Earn a $125,000 salary and join a team of master teachers at The Equity Project (TEP) Charter School, recently featured on the front page of the New York Times.
TEP is a new 480-student 5th through 8th grade middle school in the Washington Heights neighborhood of New York City. Applications are now being accepted for teaching positions in Latin, Math, Science, English, Social Studies, Music, PE/Heath Education, and Special Education.
About TEP Charter School
TEP aims to put into practice the central conclusion of a large body of research related to student achievement: teacher quality is the most important school-based factor in the academic success of students, particularly those from low-income families. In singling out teacher quality as the essential lever in educational reform, TEP is uniquely focused on attracting and retaining master teachers. To do so, TEP uses a three-pronged strategy that it terms the 3 R’s: Rigorous Qualifications, Redefined Expectations, & Revolutionary Compensation. For more information, visit us online at www.tepcharter.org.
Compensation: $125,000 base salary, + bonus and benefits
Thanks for the suggestions. I've been through ACL and everything else it seems. My main problem is lack of Ohio certification. It is a catch-22 - I can't get into the alternative route without being hired somewhere and I can't get hired because I am not in a program.
You might try applying on http://www.teachers-teachers.com/ check it out.

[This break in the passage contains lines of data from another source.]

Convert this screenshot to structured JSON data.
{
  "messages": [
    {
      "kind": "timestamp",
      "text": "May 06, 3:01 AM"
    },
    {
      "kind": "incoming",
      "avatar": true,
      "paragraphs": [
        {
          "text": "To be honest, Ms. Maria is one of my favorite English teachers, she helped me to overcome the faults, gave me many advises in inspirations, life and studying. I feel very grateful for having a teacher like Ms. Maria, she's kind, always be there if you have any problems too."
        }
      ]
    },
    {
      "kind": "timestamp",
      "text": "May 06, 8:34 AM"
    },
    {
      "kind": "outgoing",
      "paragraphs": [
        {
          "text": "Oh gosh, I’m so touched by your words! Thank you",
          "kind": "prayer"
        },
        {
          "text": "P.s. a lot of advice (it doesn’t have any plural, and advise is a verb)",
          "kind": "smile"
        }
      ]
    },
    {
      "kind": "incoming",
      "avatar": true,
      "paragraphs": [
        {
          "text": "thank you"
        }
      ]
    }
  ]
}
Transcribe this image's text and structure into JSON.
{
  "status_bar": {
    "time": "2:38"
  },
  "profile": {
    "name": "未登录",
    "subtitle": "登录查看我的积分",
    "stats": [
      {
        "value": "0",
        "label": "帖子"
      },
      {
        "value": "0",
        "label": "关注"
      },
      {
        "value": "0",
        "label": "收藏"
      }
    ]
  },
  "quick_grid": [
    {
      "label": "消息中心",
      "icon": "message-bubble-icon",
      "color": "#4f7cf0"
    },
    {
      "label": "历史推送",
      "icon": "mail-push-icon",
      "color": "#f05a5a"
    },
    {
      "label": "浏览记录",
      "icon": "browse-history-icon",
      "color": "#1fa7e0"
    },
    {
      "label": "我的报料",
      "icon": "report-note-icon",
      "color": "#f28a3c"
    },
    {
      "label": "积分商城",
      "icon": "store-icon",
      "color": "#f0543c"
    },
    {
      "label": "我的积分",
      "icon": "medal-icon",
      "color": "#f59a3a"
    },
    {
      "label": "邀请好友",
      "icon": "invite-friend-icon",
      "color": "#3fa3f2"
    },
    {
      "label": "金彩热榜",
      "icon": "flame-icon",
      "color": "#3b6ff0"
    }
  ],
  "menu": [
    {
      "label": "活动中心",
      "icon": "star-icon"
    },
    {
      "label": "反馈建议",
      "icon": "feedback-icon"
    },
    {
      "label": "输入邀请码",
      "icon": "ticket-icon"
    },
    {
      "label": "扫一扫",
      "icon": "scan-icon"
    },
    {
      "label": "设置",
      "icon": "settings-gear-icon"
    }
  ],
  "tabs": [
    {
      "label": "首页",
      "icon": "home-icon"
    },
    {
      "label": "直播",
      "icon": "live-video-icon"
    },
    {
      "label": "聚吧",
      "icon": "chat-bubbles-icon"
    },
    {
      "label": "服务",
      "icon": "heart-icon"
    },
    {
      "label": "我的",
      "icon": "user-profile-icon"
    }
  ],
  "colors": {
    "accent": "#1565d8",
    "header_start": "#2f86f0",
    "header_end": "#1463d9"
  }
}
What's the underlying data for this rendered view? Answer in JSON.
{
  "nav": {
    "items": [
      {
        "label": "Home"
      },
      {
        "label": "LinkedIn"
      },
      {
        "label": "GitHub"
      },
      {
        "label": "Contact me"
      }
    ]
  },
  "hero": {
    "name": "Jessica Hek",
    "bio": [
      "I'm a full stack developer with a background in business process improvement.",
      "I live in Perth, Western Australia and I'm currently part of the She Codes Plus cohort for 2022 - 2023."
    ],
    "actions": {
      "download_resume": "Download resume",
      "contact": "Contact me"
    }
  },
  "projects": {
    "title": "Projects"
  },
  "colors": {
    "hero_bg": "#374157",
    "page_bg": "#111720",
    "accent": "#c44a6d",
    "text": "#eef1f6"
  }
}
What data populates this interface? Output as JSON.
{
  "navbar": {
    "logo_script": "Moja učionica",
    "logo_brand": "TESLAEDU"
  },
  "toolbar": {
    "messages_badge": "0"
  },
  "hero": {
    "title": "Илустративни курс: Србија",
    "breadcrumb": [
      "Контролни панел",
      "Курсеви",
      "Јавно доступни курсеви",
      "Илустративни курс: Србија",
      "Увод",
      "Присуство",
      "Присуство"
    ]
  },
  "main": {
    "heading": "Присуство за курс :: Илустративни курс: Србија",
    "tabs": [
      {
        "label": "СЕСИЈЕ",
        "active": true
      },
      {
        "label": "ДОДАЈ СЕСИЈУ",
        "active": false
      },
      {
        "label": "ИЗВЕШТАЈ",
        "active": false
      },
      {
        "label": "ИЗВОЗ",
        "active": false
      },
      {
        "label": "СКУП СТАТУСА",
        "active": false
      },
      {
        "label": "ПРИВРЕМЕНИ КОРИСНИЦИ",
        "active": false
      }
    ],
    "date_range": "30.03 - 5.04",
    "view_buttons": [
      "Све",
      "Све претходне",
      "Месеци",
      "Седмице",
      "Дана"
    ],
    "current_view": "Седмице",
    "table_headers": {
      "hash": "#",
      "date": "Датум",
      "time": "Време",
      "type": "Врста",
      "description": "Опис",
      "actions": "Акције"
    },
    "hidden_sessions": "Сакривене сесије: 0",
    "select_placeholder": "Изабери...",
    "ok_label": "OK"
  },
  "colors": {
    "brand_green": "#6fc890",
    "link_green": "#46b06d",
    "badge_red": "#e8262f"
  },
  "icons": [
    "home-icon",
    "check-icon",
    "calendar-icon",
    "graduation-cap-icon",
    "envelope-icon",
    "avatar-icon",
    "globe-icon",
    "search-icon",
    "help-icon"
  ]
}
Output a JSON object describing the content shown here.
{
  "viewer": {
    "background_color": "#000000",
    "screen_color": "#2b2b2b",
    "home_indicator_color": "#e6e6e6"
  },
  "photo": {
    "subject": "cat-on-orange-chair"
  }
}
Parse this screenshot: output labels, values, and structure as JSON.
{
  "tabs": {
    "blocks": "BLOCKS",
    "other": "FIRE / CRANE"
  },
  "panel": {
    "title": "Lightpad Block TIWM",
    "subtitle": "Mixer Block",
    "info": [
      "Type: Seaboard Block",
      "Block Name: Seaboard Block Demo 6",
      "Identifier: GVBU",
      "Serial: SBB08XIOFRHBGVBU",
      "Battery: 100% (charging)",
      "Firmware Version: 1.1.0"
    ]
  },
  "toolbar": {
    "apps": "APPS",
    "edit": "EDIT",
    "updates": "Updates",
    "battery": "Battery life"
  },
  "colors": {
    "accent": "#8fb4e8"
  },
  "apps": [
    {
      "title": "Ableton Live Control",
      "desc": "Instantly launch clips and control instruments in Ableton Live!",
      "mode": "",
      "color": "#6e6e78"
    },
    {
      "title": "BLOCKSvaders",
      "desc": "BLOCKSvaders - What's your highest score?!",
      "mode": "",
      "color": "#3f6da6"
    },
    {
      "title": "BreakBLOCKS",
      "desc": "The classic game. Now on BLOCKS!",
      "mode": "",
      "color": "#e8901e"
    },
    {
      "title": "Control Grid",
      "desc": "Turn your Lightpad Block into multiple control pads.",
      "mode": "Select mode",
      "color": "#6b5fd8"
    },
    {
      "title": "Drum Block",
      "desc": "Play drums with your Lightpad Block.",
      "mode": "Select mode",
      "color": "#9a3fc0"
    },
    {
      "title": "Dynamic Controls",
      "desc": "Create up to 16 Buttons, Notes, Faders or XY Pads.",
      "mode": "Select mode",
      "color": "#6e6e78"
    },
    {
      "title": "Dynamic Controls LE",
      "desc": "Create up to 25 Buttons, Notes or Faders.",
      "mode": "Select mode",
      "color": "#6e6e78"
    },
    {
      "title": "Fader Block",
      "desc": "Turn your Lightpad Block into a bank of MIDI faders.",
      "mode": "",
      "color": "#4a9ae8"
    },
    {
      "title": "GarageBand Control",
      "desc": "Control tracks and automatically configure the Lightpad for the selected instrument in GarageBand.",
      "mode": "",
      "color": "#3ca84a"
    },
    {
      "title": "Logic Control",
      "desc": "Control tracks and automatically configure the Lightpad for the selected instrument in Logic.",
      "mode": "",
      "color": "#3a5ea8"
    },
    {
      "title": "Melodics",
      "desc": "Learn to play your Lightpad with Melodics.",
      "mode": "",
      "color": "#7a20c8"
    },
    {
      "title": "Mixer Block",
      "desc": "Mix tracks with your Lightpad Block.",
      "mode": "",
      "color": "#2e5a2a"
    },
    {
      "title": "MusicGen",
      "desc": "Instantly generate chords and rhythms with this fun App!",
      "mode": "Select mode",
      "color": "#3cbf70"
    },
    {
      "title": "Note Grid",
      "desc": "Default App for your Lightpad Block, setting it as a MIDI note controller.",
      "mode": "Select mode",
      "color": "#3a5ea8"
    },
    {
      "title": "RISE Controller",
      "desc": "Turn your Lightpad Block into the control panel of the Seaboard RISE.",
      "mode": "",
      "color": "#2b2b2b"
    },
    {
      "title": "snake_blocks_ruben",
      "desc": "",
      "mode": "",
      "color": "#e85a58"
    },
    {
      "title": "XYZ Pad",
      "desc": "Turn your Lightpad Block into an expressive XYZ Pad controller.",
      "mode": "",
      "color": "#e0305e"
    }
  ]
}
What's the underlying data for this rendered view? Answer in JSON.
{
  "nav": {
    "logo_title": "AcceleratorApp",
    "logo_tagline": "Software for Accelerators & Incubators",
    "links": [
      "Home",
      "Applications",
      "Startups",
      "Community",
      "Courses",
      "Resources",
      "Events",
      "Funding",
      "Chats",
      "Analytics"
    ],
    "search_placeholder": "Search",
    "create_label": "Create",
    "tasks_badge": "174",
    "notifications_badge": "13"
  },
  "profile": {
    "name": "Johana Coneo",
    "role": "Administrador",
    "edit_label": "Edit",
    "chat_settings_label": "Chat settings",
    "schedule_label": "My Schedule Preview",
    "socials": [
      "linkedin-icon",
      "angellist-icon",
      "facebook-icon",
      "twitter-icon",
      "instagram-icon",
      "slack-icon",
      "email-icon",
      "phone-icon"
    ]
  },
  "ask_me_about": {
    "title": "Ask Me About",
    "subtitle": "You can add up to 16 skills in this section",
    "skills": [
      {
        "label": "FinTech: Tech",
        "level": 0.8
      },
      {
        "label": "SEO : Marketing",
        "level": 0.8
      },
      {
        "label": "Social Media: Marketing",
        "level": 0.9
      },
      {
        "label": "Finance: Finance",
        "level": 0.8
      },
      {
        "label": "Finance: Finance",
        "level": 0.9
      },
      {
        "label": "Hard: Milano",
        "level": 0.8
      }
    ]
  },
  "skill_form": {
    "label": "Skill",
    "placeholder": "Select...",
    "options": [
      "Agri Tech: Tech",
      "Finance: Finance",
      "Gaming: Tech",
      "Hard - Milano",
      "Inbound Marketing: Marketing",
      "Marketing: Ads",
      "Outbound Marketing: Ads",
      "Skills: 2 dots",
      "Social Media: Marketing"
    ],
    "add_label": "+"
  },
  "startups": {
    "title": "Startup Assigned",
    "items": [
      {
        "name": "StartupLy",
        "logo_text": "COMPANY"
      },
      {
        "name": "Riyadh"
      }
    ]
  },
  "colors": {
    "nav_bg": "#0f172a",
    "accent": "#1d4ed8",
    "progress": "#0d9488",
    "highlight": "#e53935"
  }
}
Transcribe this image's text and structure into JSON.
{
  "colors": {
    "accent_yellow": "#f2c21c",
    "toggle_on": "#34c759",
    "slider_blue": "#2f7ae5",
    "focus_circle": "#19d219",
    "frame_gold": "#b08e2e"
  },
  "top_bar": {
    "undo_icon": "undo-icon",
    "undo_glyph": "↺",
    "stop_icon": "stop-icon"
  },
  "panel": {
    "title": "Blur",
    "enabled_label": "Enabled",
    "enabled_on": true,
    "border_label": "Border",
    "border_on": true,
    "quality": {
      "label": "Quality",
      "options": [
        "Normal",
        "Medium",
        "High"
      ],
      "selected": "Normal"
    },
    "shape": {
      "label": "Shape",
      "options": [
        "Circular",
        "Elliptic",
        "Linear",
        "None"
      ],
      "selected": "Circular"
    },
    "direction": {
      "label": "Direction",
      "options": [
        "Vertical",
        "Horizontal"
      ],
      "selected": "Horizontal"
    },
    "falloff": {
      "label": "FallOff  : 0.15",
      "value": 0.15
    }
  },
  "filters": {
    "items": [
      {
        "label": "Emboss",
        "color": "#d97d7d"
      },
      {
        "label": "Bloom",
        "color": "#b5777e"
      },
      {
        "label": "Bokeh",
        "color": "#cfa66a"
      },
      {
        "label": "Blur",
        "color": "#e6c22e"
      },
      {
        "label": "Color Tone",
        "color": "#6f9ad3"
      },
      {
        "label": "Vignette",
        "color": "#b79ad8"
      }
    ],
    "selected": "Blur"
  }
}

I found a lateral-entry teaching job through this site. Good luck! You might also want to help yourself by taking the Praxis II exam.
Valerie: I graduated years ago with Spanish and Latin but went into another field and have worked in it many years. Now I am looking for something different. All the websites and schools have told me about the great shortage of Latin teachers and classics educators. I have a hard time believing it. Like you, I've checked out ACL. Many states have no listings. My state has seven. I checked out one that was posted and was told there's no vacancy at all. Where are the jobs?
Well, not in Ohio. I am happy to say that I got a job teaching Latin back in San Antonio - not the same school where I taught before. I start down there August 5th. It seems the Latin jobs are in Texas! I came back to Cleveland and after two years I couldn't get a job doing ANYTHING. I applied in SA on a whim when I went to visit and ended up getting hired. I don't know where you are, but you might have to move if you really want to teach. Latin/Spanish would DEFINITELY be an asset in Texas!
I feel your pain, seriously. I am a Cleveland girl at heart, but it looks like the fates have me living out my life in Texas. I was there eight years and am heading back. There are definitely worse places to have to go for a job than San Antonio. I hate winter, so the weather is a total bonus and San Antonio is very culturally interesting and active. It is a lively town. If you ever want to consider moving, let me know if I can help. I always knew a lot of people in the field down there and am aware of schools, etc., from competitions and what not and college affiliations. It's a pretty tight community of Latin teachers. Who knew - Texas? Right? It is really sad here, which is unfortunate because Cleveland is home. I am also into cat rescue and animal welfare and all that and there are so few resources. People can hardly feed their families, let alone caring for animals. San Antonio is vibrant and active - unemployment is maybe 5% while it is 10% here and the cost of living is comparable. Good luck! Try registering with Carney Sandoe as someone else suggested. www.carneysandoe.com Let me know if I can help!!
Hi Valerie: Thanks so much. I submitted app. to "carney." Thank you. I love cats, too. The South is warmer, and I agree, more "up there" concerning the classics. A change of geography is a possibility for me, as the older I get, the less I like cold weather. I'll keep your assistance in mind as things develop, and thank you again for your help.
I am about to begin my second year teaching Latin at a charter school in Mass., but looking to teach overseas in 2010, ideally in Central/South America. I have heard from a number of people that the only international opportunities I would have to teach Latin would be in Europe. I would like to improve my Spanish rather than take on another language. I've looked at American schools abroad through ISS and Search Associates, but no Classics in Spanish-speaking countries! Suggestions?! Thanks!